USMI also agreed with the Bureau’s assessment that a hard 43 percent debt-to-income (DTI) ratio would be the most harmful option for the General QM definition because it would severely limit access to credit in the conventional market. This assessment was consistent with USMI’s 2019 comment letter in response to the CFPB’s Advance Notice of Proposed Rulemaking (ANPR) on the QM Definition. Also consistent with its 2019 comment letter, USMI suggests a better approach to a General QM definition would be a standard that includes a higher DTI threshold up to 50 percent with specified compensating factors.
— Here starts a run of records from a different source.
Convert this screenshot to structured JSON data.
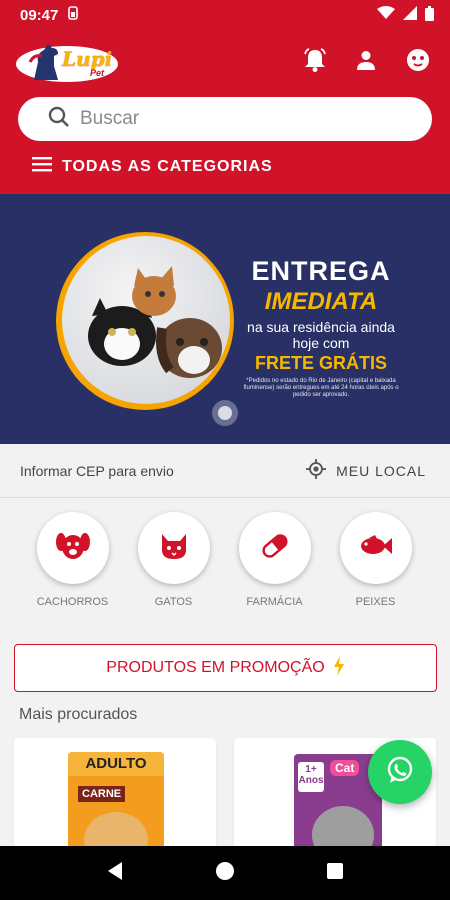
{
  "status": {
    "time": "09:47"
  },
  "brand": {
    "name": "Lupi",
    "suffix": "Pet"
  },
  "search": {
    "placeholder": "Buscar"
  },
  "menu": {
    "categories_label": "TODAS AS CATEGORIAS"
  },
  "banner": {
    "line1": "ENTREGA",
    "line2": "IMEDIATA",
    "line3": "na sua residência ainda hoje com",
    "line4": "FRETE GRÁTIS",
    "fine_print": "*Pedidos no estado do Rio de Janeiro (capital e baixada fluminense) serão entregues em até 24 horas úteis após o pedido ser aprovado."
  },
  "shipping": {
    "cep_label": "Informar CEP para envio",
    "location_label": "MEU LOCAL"
  },
  "categories": [
    {
      "label": "CACHORROS",
      "icon": "dog-icon"
    },
    {
      "label": "GATOS",
      "icon": "cat-icon"
    },
    {
      "label": "FARMÁCIA",
      "icon": "pill-icon"
    },
    {
      "label": "PEIXES",
      "icon": "fish-icon"
    }
  ],
  "promotions": {
    "label": "PRODUTOS EM PROMOÇÃO"
  },
  "most_searched": {
    "title": "Mais procurados"
  },
  "products": [
    {
      "pack_top": "ADULTO",
      "pack_flavor": "CARNE"
    },
    {
      "pack_badge": "1+ Anos",
      "pack_brand": "Cat"
    }
  ],
  "colors": {
    "primary": "#d1132a",
    "banner_bg": "#283066",
    "accent": "#f5b800",
    "whatsapp": "#25d366"
  }
}
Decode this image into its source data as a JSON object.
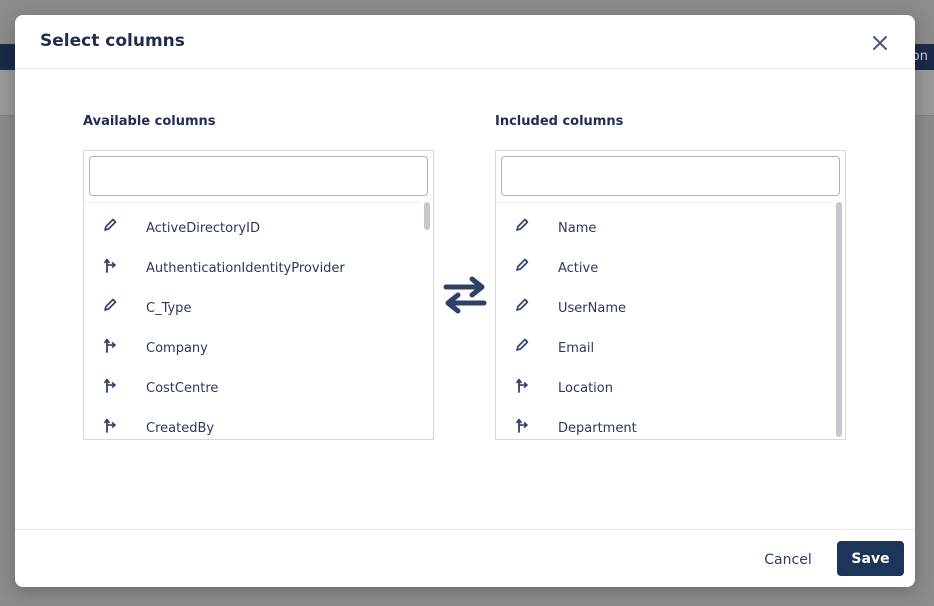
{
  "background": {
    "topbar_text": "on"
  },
  "modal": {
    "title": "Select columns",
    "available": {
      "label": "Available columns",
      "search_value": "",
      "items": [
        {
          "label": "ActiveDirectoryID",
          "icon": "pencil-icon"
        },
        {
          "label": "AuthenticationIdentityProvider",
          "icon": "link-arrow-icon"
        },
        {
          "label": "C_Type",
          "icon": "pencil-icon"
        },
        {
          "label": "Company",
          "icon": "link-arrow-icon"
        },
        {
          "label": "CostCentre",
          "icon": "link-arrow-icon"
        },
        {
          "label": "CreatedBy",
          "icon": "link-arrow-icon"
        }
      ]
    },
    "included": {
      "label": "Included columns",
      "search_value": "",
      "items": [
        {
          "label": "Name",
          "icon": "pencil-icon"
        },
        {
          "label": "Active",
          "icon": "pencil-icon"
        },
        {
          "label": "UserName",
          "icon": "pencil-icon"
        },
        {
          "label": "Email",
          "icon": "pencil-icon"
        },
        {
          "label": "Location",
          "icon": "link-arrow-icon"
        },
        {
          "label": "Department",
          "icon": "link-arrow-icon"
        }
      ]
    },
    "footer": {
      "cancel_label": "Cancel",
      "save_label": "Save"
    }
  },
  "colors": {
    "primary": "#1c3559",
    "text": "#1f2e4d",
    "overlay": "#8c8c8c"
  }
}
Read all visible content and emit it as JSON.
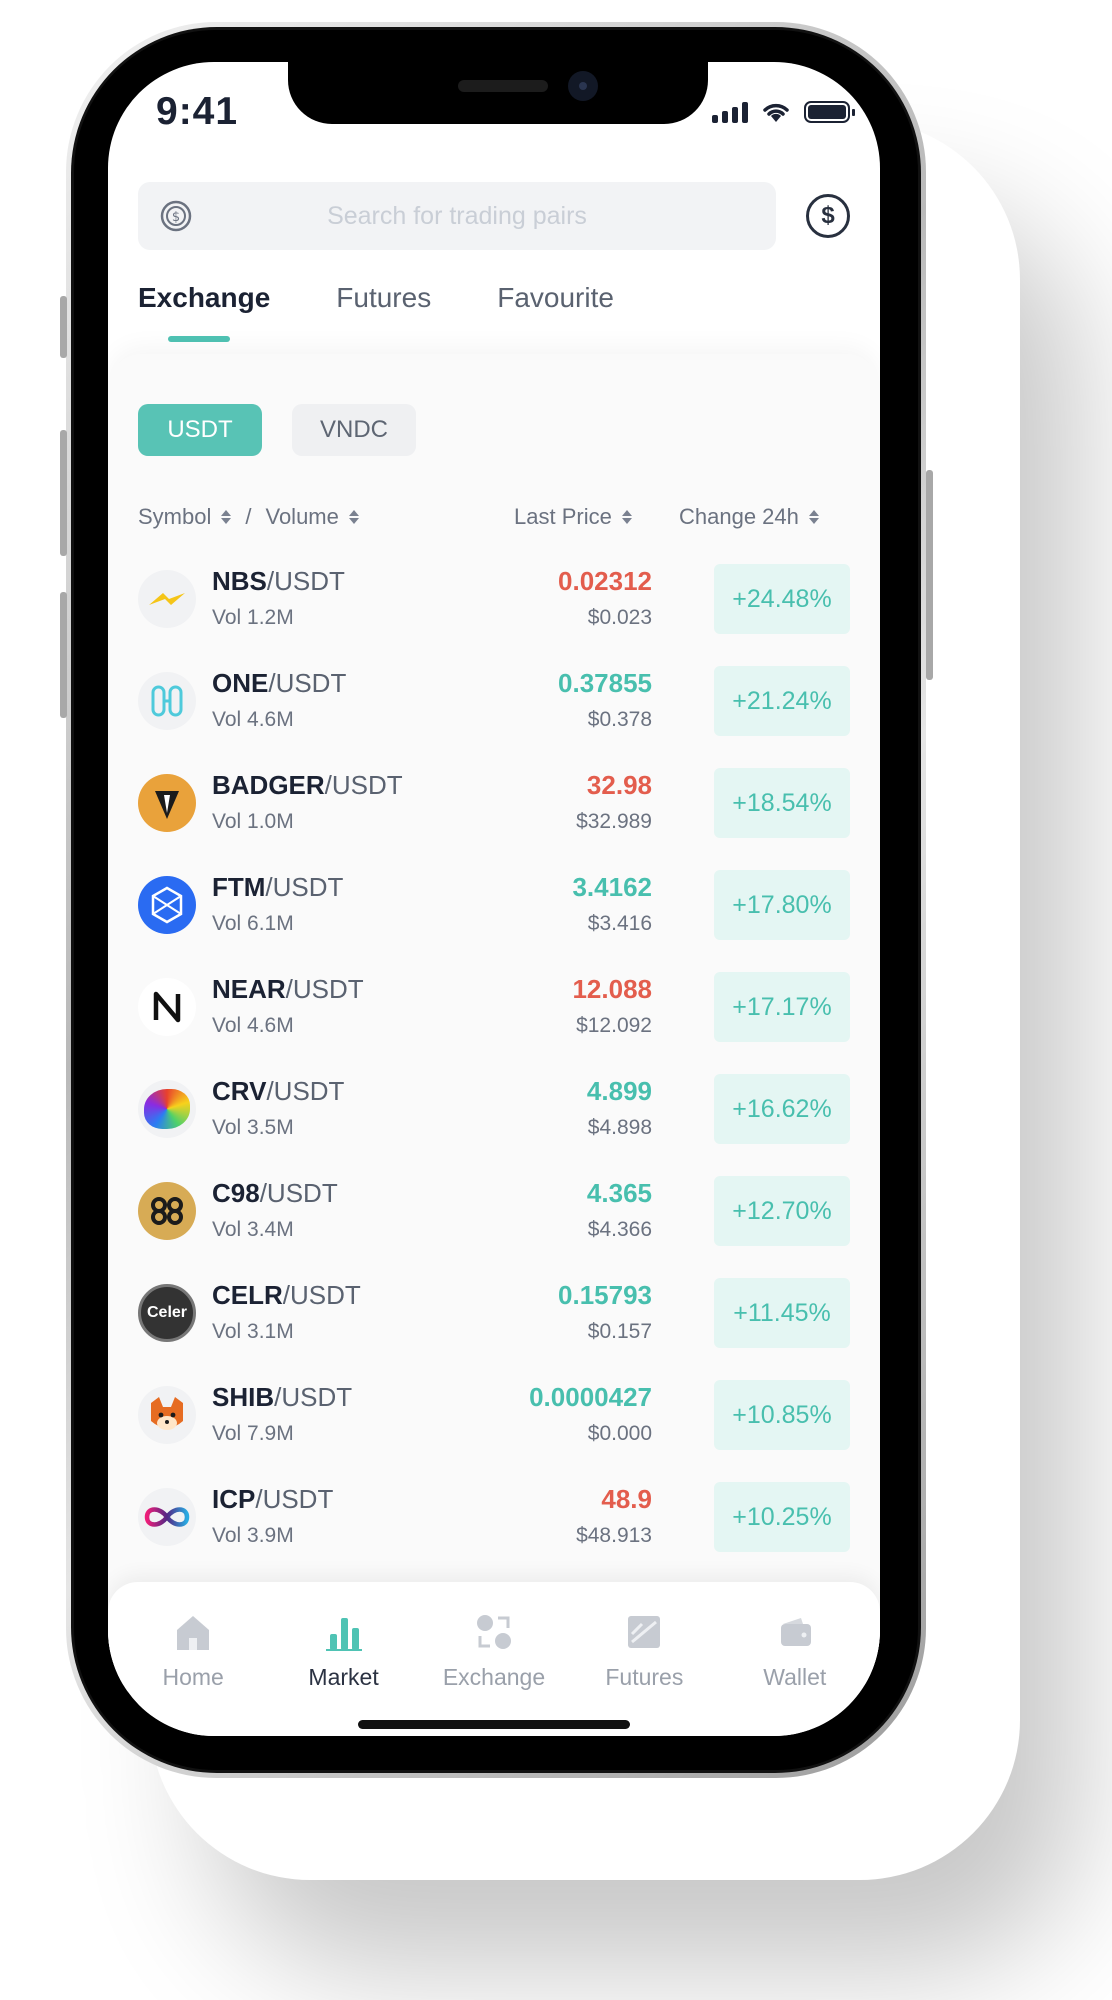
{
  "status_bar": {
    "time": "9:41"
  },
  "search": {
    "placeholder": "Search for trading pairs"
  },
  "tabs": [
    {
      "label": "Exchange",
      "active": true
    },
    {
      "label": "Futures",
      "active": false
    },
    {
      "label": "Favourite",
      "active": false
    }
  ],
  "chips": [
    {
      "label": "USDT",
      "active": true
    },
    {
      "label": "VNDC",
      "active": false
    }
  ],
  "columns": {
    "symbol": "Symbol",
    "separator": "/",
    "volume": "Volume",
    "last_price": "Last Price",
    "change": "Change 24h"
  },
  "pairs": [
    {
      "base": "NBS",
      "quote": "/USDT",
      "vol": "Vol 1.2M",
      "price": "0.02312",
      "usd": "$0.023",
      "change": "+24.48%",
      "trend": "red",
      "icon": "nbs-icon"
    },
    {
      "base": "ONE",
      "quote": "/USDT",
      "vol": "Vol 4.6M",
      "price": "0.37855",
      "usd": "$0.378",
      "change": "+21.24%",
      "trend": "green",
      "icon": "harmony-one-icon"
    },
    {
      "base": "BADGER",
      "quote": "/USDT",
      "vol": "Vol 1.0M",
      "price": "32.98",
      "usd": "$32.989",
      "change": "+18.54%",
      "trend": "red",
      "icon": "badger-icon"
    },
    {
      "base": "FTM",
      "quote": "/USDT",
      "vol": "Vol 6.1M",
      "price": "3.4162",
      "usd": "$3.416",
      "change": "+17.80%",
      "trend": "green",
      "icon": "fantom-icon"
    },
    {
      "base": "NEAR",
      "quote": "/USDT",
      "vol": "Vol 4.6M",
      "price": "12.088",
      "usd": "$12.092",
      "change": "+17.17%",
      "trend": "red",
      "icon": "near-icon"
    },
    {
      "base": "CRV",
      "quote": "/USDT",
      "vol": "Vol 3.5M",
      "price": "4.899",
      "usd": "$4.898",
      "change": "+16.62%",
      "trend": "green",
      "icon": "curve-icon"
    },
    {
      "base": "C98",
      "quote": "/USDT",
      "vol": "Vol 3.4M",
      "price": "4.365",
      "usd": "$4.366",
      "change": "+12.70%",
      "trend": "green",
      "icon": "coin98-icon"
    },
    {
      "base": "CELR",
      "quote": "/USDT",
      "vol": "Vol 3.1M",
      "price": "0.15793",
      "usd": "$0.157",
      "change": "+11.45%",
      "trend": "green",
      "icon": "celer-icon",
      "icon_text": "Celer"
    },
    {
      "base": "SHIB",
      "quote": "/USDT",
      "vol": "Vol 7.9M",
      "price": "0.0000427",
      "usd": "$0.000",
      "change": "+10.85%",
      "trend": "green",
      "icon": "shiba-icon"
    },
    {
      "base": "ICP",
      "quote": "/USDT",
      "vol": "Vol 3.9M",
      "price": "48.9",
      "usd": "$48.913",
      "change": "+10.25%",
      "trend": "red",
      "icon": "icp-infinity-icon"
    }
  ],
  "colors": {
    "accent": "#4fc3b4",
    "red": "#e35d4d",
    "green": "#48bfae",
    "change_bg": "#e4f6f3"
  },
  "bottom_nav": [
    {
      "label": "Home",
      "icon": "home-icon",
      "active": false
    },
    {
      "label": "Market",
      "icon": "bar-chart-icon",
      "active": true
    },
    {
      "label": "Exchange",
      "icon": "exchange-icon",
      "active": false
    },
    {
      "label": "Futures",
      "icon": "futures-icon",
      "active": false
    },
    {
      "label": "Wallet",
      "icon": "wallet-icon",
      "active": false
    }
  ]
}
USMI also urged the CFPB to allow sufficient time for a smooth transition from the temporary QM category, the “GSE Patch,” to the new General QM definition. In August, USMI submitted comments to the CFPB on the GSE Patch, recommending the Bureau set the sunset date for the GSE Patch to be at least six months after the effective date of the General QM definition final rule. USMI wrote that “this time will be critical given the extensive and still undetermined scope of COVID-19 on the financial services industry as it focuses resources on responding to the economic and health fallout from the pandemic.”
Coalition Urges CFPB to Increase the QM Safe Harbor Threshold. USMI also co-signed a joint industry trade letter with 11 other housing policy and consumer advocate groups calling on the CFPB to increase the QM Safe Harbor threshold from 150 to 200 bps over the current APOR. USMI previously discussed the need for increasing the Safe Harbor threshold to mitigate borrower impact in a blog post. USMI wrote that based on its analysis of “mortgage originations, loan performance, market dynamics, and the need to ensure consumer access to affordable mortgage finance, we recommend that this threshold should be pegged to the same threshold as the QM status, which the NPR suggests should be 200 bps.” Doing so would result in a more level playing field and by changing that threshold, would mitigate the impact on borrowers.
ICYMI: USMI Column Published in The Dallas Morning News. On August 17, USMI published its latest column titled, “The Smarter Way to Buy a Home.” USMI breaks down the 20 percent down payment myth and explains how private mortgage insurance can help home-ready buyers get in their house sooner. USMI also highlights that private mortgage insurance is temporary, unlike other low-down payment options. USMI notes that once the borrower reaches 20 percent equity in their house, private mortgage insurance cancels—which is a significant advantage to borrowers considering a low down payment mortgage. Read the column in The Dallas Moring News.